# INSTRUCTIONS TO FOLLOW
Give the number of lines in the data that contain the word "JSON"; no other text is needed.

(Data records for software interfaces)
☆ ☆ ☆

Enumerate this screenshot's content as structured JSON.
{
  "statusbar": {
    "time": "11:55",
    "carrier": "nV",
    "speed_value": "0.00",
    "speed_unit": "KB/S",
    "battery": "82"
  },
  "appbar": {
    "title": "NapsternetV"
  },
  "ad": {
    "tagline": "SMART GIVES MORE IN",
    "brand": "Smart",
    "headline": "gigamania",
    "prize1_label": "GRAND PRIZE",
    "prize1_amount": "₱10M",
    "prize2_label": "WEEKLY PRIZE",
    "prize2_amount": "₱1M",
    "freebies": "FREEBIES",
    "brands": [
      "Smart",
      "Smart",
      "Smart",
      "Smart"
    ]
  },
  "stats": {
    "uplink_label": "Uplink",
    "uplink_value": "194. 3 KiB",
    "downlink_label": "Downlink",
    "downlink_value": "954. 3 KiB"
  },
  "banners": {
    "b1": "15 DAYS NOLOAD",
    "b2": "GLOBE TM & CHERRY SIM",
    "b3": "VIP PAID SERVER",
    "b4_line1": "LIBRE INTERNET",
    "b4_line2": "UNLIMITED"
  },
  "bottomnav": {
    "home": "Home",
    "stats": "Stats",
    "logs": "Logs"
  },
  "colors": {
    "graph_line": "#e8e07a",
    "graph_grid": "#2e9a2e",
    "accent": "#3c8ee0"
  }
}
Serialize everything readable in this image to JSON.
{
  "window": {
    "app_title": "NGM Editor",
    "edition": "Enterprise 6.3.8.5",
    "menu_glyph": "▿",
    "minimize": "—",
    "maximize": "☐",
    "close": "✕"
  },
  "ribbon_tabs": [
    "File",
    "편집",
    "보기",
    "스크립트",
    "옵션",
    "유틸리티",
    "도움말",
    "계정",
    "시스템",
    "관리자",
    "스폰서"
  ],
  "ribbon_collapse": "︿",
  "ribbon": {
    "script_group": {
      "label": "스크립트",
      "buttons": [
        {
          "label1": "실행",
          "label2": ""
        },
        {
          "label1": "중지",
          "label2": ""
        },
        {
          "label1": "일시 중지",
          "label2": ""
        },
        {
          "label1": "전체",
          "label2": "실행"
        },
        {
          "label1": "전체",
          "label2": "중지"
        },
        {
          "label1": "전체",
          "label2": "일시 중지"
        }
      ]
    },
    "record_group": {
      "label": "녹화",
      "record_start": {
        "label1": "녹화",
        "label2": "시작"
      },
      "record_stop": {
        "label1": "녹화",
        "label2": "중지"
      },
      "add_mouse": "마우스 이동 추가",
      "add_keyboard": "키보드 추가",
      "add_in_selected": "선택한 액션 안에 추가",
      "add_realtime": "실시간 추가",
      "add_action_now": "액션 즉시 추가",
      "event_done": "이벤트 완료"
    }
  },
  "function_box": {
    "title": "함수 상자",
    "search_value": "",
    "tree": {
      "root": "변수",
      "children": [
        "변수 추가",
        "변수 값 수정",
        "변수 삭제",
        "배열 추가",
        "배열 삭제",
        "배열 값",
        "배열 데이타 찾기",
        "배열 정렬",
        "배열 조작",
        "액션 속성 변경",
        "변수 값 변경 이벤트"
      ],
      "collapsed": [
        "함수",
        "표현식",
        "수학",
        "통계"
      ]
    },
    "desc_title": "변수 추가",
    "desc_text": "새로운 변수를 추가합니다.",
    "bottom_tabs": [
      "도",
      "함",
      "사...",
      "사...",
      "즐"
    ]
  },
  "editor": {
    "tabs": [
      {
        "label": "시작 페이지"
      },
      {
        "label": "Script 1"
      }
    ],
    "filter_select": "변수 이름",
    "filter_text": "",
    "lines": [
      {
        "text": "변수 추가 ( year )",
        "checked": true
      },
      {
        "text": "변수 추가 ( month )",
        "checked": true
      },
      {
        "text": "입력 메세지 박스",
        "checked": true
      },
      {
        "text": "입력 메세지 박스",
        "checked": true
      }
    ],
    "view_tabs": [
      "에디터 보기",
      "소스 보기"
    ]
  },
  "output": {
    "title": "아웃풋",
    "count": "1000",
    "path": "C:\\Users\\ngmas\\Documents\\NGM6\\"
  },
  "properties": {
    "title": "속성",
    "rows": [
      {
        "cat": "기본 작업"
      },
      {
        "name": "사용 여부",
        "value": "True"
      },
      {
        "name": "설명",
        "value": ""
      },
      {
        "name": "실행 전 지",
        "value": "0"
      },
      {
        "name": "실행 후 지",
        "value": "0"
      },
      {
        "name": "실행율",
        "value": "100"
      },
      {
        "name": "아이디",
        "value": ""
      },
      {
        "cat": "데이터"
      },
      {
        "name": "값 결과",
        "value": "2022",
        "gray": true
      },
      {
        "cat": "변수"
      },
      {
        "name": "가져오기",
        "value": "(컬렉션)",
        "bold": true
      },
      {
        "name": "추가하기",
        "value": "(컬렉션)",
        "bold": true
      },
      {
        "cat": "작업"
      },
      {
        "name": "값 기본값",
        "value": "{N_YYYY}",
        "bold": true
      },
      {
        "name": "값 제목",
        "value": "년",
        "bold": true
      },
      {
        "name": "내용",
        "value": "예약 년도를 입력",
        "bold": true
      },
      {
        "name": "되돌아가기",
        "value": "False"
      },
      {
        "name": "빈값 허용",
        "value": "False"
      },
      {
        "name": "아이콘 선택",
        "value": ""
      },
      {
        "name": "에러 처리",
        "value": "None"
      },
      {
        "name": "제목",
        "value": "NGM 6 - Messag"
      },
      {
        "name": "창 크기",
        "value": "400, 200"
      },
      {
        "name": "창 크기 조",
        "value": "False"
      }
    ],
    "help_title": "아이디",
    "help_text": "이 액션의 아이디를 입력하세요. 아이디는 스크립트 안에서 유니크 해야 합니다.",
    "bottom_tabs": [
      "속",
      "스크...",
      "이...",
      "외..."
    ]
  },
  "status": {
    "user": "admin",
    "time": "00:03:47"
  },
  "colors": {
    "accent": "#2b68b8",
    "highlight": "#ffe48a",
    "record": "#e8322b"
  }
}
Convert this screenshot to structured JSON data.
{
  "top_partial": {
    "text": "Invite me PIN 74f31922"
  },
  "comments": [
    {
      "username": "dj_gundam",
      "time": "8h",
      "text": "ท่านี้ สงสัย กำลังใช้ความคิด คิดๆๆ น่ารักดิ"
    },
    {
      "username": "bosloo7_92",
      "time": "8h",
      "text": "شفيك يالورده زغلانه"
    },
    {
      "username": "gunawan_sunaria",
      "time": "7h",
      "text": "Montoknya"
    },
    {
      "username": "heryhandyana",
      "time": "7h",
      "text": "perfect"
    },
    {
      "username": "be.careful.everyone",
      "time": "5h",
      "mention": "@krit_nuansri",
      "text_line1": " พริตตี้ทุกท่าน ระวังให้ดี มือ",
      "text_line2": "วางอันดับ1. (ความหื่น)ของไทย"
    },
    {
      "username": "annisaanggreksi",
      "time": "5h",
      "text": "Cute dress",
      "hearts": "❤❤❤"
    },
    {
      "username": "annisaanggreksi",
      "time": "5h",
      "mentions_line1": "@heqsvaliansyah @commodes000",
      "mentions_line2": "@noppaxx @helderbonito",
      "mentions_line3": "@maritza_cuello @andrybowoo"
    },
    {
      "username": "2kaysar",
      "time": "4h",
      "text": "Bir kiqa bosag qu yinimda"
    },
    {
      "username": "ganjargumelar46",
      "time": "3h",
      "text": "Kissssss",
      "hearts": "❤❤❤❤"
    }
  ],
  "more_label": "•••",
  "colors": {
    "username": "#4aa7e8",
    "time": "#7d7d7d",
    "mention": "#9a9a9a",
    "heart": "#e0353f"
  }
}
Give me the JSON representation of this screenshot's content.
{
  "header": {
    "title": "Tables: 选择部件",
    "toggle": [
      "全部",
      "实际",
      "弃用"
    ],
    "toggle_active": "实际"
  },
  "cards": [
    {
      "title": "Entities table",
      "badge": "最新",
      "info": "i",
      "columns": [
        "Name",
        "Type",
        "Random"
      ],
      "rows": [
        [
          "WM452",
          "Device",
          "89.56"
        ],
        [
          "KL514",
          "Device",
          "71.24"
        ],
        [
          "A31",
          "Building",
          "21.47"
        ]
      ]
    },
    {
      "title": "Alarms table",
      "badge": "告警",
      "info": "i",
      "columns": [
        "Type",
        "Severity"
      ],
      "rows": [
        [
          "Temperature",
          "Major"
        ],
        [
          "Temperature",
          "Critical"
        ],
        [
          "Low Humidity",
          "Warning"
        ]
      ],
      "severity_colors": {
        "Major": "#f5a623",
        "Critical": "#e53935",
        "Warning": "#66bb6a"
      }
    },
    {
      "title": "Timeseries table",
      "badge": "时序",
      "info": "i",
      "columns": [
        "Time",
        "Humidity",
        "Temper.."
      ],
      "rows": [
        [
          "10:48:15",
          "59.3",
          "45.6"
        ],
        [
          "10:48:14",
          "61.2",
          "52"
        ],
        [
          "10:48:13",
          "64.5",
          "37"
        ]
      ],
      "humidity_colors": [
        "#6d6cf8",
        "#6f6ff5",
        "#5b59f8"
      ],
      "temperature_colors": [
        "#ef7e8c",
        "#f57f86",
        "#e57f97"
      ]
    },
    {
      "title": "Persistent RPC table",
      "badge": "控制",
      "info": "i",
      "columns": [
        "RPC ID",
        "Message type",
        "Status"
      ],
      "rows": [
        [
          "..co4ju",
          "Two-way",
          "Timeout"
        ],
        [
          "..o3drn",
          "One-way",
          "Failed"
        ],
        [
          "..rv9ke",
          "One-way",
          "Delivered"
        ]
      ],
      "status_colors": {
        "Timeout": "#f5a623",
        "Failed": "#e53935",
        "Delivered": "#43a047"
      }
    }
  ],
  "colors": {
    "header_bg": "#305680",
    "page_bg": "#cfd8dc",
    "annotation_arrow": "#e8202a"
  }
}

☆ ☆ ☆

# TASK RESPONSE
4